Beyond just freeing up time, trust creates space for experimentation. If you come up with a strange, new idea, a team that trusts you will give you the opportunity to go out and try it. If there wasn’t trust between you and your team, you might be too afraid to even bring up the new idea in the first place. Or maybe you do bring it up, but it’s quickly quashed by middle managers whose mission is to maintain the status quo.
Not only do trusting teams give you the opportunity to try, but you actually have more ideas for experiments in the first place when you’re in a trust-filled environment. Why? Because of access to information. What do the managers at ControlCorp do with information? You guessed it; they control it. They’re afraid of what you might do with it. TrustCo, believe it or not, actually trusts you to do the right thing, so they give you access to as much information as possible. Information is where ideas come from. This may not be obvious at first, but it’s true. Ideas (and even the infamous eureka moments) happen when you connect two seemingly distant pieces of information.
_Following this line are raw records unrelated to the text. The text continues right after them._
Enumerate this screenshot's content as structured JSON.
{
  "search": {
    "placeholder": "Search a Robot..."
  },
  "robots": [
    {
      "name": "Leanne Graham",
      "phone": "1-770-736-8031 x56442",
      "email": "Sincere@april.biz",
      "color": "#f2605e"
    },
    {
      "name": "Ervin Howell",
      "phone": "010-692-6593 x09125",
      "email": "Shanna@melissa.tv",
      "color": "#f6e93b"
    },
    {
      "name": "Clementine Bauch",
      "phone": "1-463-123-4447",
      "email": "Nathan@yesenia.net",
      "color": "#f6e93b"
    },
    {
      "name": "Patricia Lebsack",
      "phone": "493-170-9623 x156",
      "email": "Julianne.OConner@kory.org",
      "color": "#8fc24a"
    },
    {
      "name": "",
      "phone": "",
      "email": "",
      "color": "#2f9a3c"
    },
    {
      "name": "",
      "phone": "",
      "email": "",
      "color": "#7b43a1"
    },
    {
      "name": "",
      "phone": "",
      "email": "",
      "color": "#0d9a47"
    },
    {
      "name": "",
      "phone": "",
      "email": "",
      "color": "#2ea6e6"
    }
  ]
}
For more on ideation, check out our posts here and here, but the headline is the more you know, the more ideas you have.
Two heads are always better than one (unless, of course, you’re talking about a coin, in which case, that’s a problem). But that’s only true if you get along with your collaborators. Google spent a lot of time trying to find out why some of their teams worked so much better than others. There are so many variables to consider when comparing teams that this was no easy task. What they eventually found, though, was that the one thing that really made a difference is what they call “psychological safety.” These teams trusted each other enough to be open about how they were feeling. In their work, this manifests itself as candor. When you’re designing with other people, you’re going to disagree. And it’s important that you do disagree! Some of your ideas are going to be mediocre or even bad. Your only hope is to have someone you trust who will tell you that! Feedback is vital, but it’s not sustainable without trust. Without trust, critical feedback devolves into conflict and eventually hurt feelings. Team members that trust each other, though, can go to bat for competing ideas and still come out friends at the end of the day.
Trust keeps us moving forward
Most innovation happens in organizations — from two-person teams to multinational corporations. These organizations are defined by the rules they set and the decisions their members make. That environment can encourage, kill, or mildly tolerate creativity. By focusing on trust, we can create an organization where people spend less time updating and asking for approval. We can create a culture where people are encouraged to experiment and fail — yes, fail. And we can create a healthy environment of candid and sincere feedback. With trust, we can innovate.